- [Task instructions]
Every line of the material below in which "소비기한" shows up is to be located and copied.

- [Given data]
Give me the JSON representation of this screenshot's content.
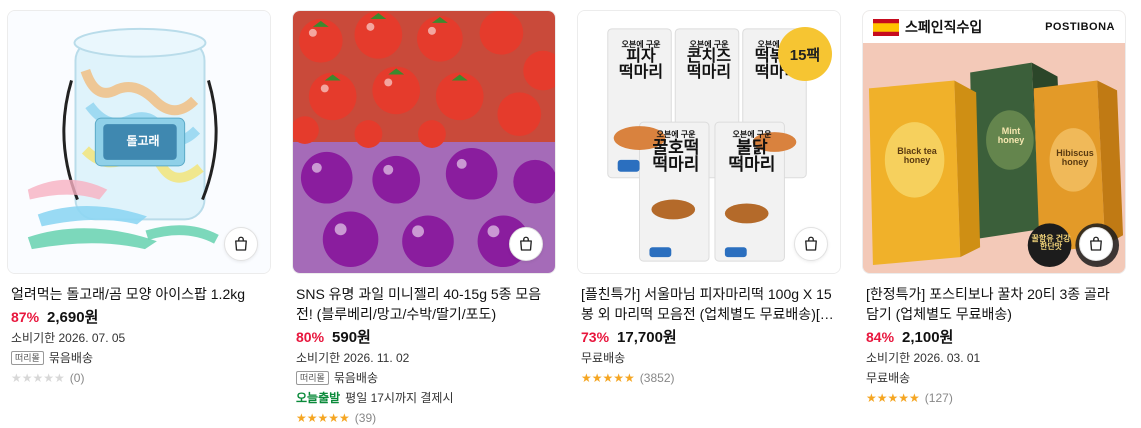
{
  "products": [
    {
      "title": "얼려먹는 돌고래/곰 모양 아이스팝 1.2kg",
      "discount": "87%",
      "price": "2,690원",
      "expiry": "소비기한 2026. 07. 05",
      "brand_tag": "떠리몰",
      "bundle": "묶음배송",
      "today_label": "",
      "today_note": "",
      "ship": "",
      "rating": 0,
      "reviews": "(0)",
      "image_text": "돌고래"
    },
    {
      "title": "SNS 유명 과일 미니젤리 40-15g 5종 모음전! (블루베리/망고/수박/딸기/포도)",
      "discount": "80%",
      "price": "590원",
      "expiry": "소비기한 2026. 11. 02",
      "brand_tag": "떠리몰",
      "bundle": "묶음배송",
      "today_label": "오늘출발",
      "today_note": "평일 17시까지 결제시",
      "ship": "",
      "rating": 5,
      "reviews": "(39)"
    },
    {
      "title": "[플친특가] 서울마님 피자마리떡 100g X 15봉 외 마리떡 모음전 (업체별도 무료배송)[대량구...",
      "discount": "73%",
      "price": "17,700원",
      "expiry": "",
      "ship": "무료배송",
      "rating": 5,
      "reviews": "(3852)",
      "badge": "15팩",
      "packs": [
        {
          "sub": "오븐에 구운",
          "name": "피자\n떡마리"
        },
        {
          "sub": "오븐에 구운",
          "name": "콘치즈\n떡마리"
        },
        {
          "sub": "오븐에 구운",
          "name": "떡볶이\n떡마리"
        },
        {
          "sub": "오븐에 구운",
          "name": "꿀호떡\n떡마리"
        },
        {
          "sub": "오븐에 구운",
          "name": "불닭\n떡마리"
        }
      ]
    },
    {
      "title": "[한정특가] 포스티보나 꿀차 20티 3종 골라담기 (업체별도 무료배송)",
      "discount": "84%",
      "price": "2,100원",
      "expiry": "소비기한 2026. 03. 01",
      "ship": "무료배송",
      "rating": 5,
      "reviews": "(127)",
      "header_text": "스페인직수입",
      "brand": "POSTIBONA",
      "boxes": [
        "Mint honey",
        "Black tea honey",
        "Hibiscus honey"
      ],
      "sticker": "꿀함유 건강한단맛"
    }
  ],
  "colors": {
    "discount": "#e8163d",
    "today": "#0a8a3a",
    "star": "#f5a623",
    "badge": "#f6c532"
  }
}
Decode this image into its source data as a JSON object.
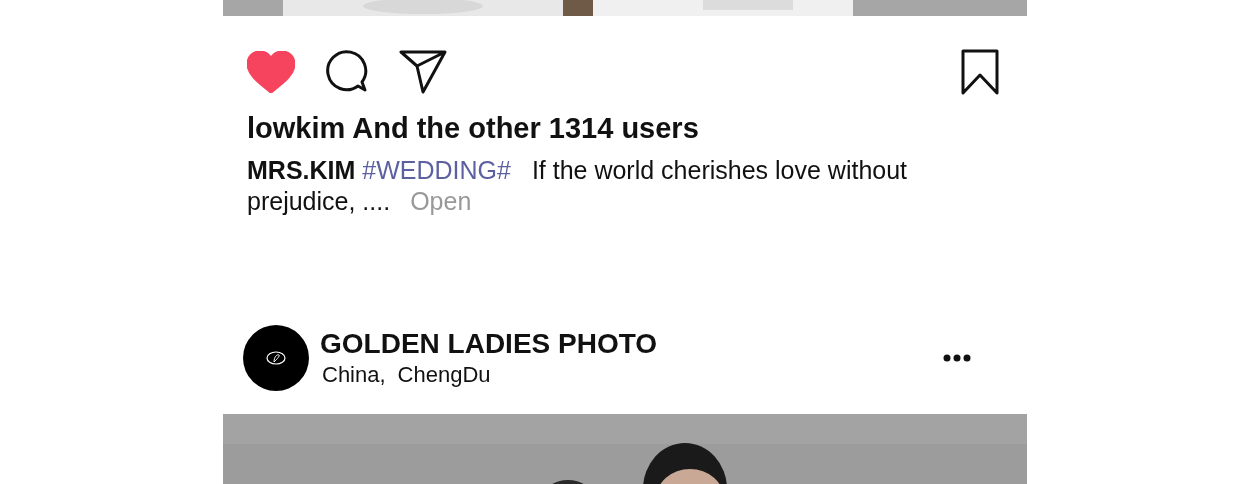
{
  "posts": [
    {
      "kind": "footer",
      "liked": true,
      "saved": false,
      "likes": "lowkim And the other 1314 users",
      "caption": {
        "author": "MRS.KIM",
        "hashtag": "#WEDDING#",
        "text": "If the world cherishes love without prejudice, ....",
        "more": "Open"
      }
    },
    {
      "kind": "header",
      "account": "GOLDEN LADIES PHOTO",
      "location_parts": [
        "China,",
        "ChengDu"
      ]
    }
  ]
}
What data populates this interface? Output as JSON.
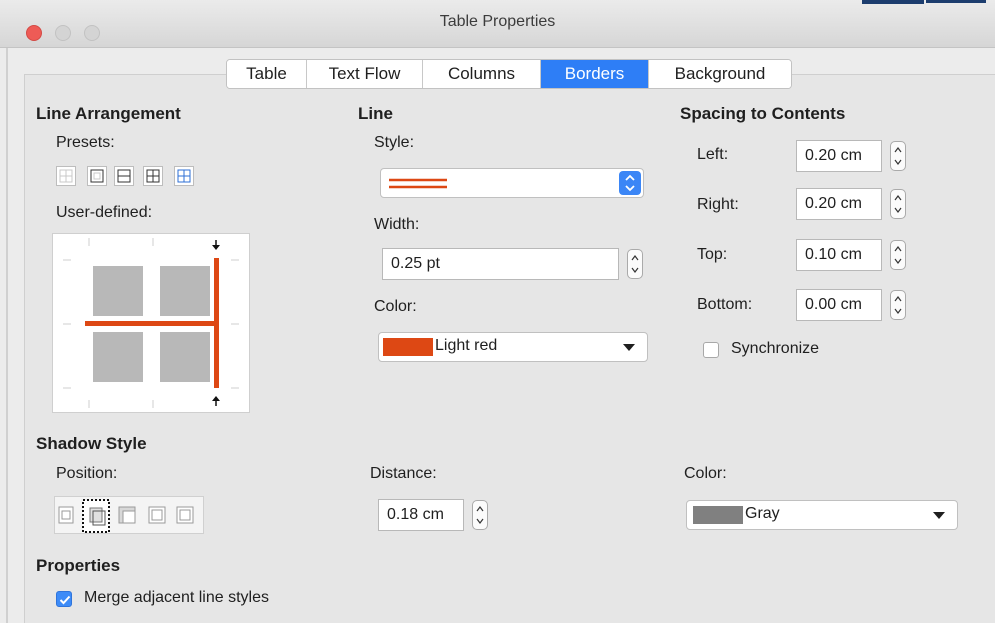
{
  "window": {
    "title": "Table Properties"
  },
  "tabs": [
    {
      "label": "Table"
    },
    {
      "label": "Text Flow"
    },
    {
      "label": "Columns"
    },
    {
      "label": "Borders",
      "active": true
    },
    {
      "label": "Background"
    }
  ],
  "line_arrangement": {
    "heading": "Line Arrangement",
    "presets_label": "Presets:",
    "user_defined_label": "User-defined:"
  },
  "line": {
    "heading": "Line",
    "style_label": "Style:",
    "width_label": "Width:",
    "width_value": "0.25 pt",
    "color_label": "Color:",
    "color_value": "Light red",
    "color_hex": "#dd4814"
  },
  "spacing": {
    "heading": "Spacing to Contents",
    "left_label": "Left:",
    "left_value": "0.20 cm",
    "right_label": "Right:",
    "right_value": "0.20 cm",
    "top_label": "Top:",
    "top_value": "0.10 cm",
    "bottom_label": "Bottom:",
    "bottom_value": "0.00 cm",
    "synchronize_label": "Synchronize",
    "synchronize_checked": false
  },
  "shadow": {
    "heading": "Shadow Style",
    "position_label": "Position:",
    "distance_label": "Distance:",
    "distance_value": "0.18 cm",
    "color_label": "Color:",
    "color_value": "Gray",
    "color_hex": "#808080"
  },
  "properties": {
    "heading": "Properties",
    "merge_label": "Merge adjacent line styles",
    "merge_checked": true
  },
  "colors": {
    "accent": "#2e7ef6",
    "line_red": "#dd4814"
  }
}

- [Output for this task]
      "expiry": "소비기한 2026. 07. 05",
      "expiry": "소비기한 2026. 11. 02",
      "expiry": "소비기한 2026. 03. 01",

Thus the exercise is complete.